He recognized that when people ate mainly a fresh, plant-based diet, they developed fewer diseases. Hundreds of years later, this concept has now been proven clinically; a new study has shown that an intensive weight management program can reverse type 2 diabetes.[3] Hippocrates’ primary form of treatment was usually improving a patient’s diet.

Everything in excess is opposed to nature. The same remedy could heal in one dose but could cause harm in greater doses. Unless you have real evidence that a medical treatment was helpful, you shouldn’t use it. To do nothing could also be a good remedy, depending on the case.

Hippocrates


[1] Hippocrates of Kos (460 – 370 BC – Greece) – Physician. Best known for being the father of modern medicine. The “Hippocratic Oath” that newly qualified doctors take, bears his name.

[2] National Institutes of Health – Increased physical activity associated with lower risk of 13 types of cancer – 13 May 2016 – https://www.nih.gov/news-events/news-releases/increased-physical-activity-associated-lower-risk-13-types-cancer

[3] A new study – the Diabetes Remission Clinical Trial (DiRECT) suggests that remission of type 2 diabetes may be achievable through intense weight management programs supported by routine primary care – https://www.medicalnewstoday.com/articles/320274.php

And this, my dear friend, is your Quest.

Personal Note

DDI Chat – Personal Growth – One-to-one Chat with Joanne Reed

In addition to publishing my articles on my website, I have also been publishing on Medium. I have been working closely for the past months with Data-Driven Investor (DDI) Publication.  DDI has recently launched a new marketplace/platform where people can book a paid one-to-one session with an expert of their choice.  DDI asked me to join their panel of advisors/experts in the Leadership, Coaching, and Personal Growth category.  Here is my profile. If you wish to book a one-to-one chat with me you can do so on this platform.
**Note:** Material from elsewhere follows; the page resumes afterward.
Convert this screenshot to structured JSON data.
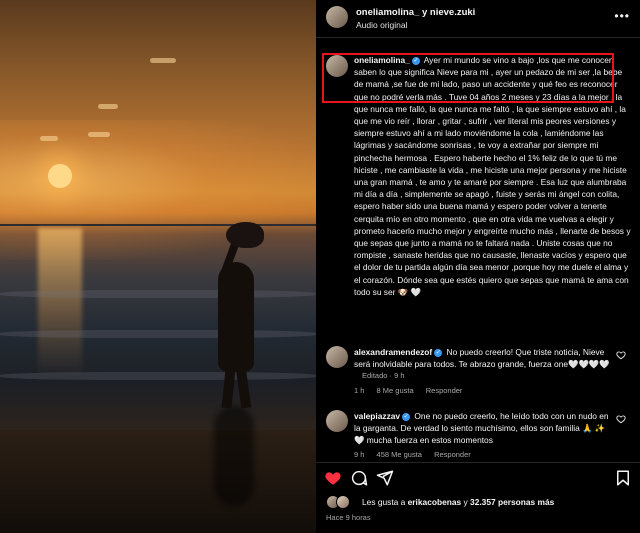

For more on this subject you can purchase my book This is Your Quest online at BookLocker, from Amazon or from Barnes & Noble.  The Ebook version is available on Amazon (Kindle), Barnes & Noble (Nook), Apple (iBooks) & Kobo. Check out my Amazon Author Page here or my listing on Booksradar.com.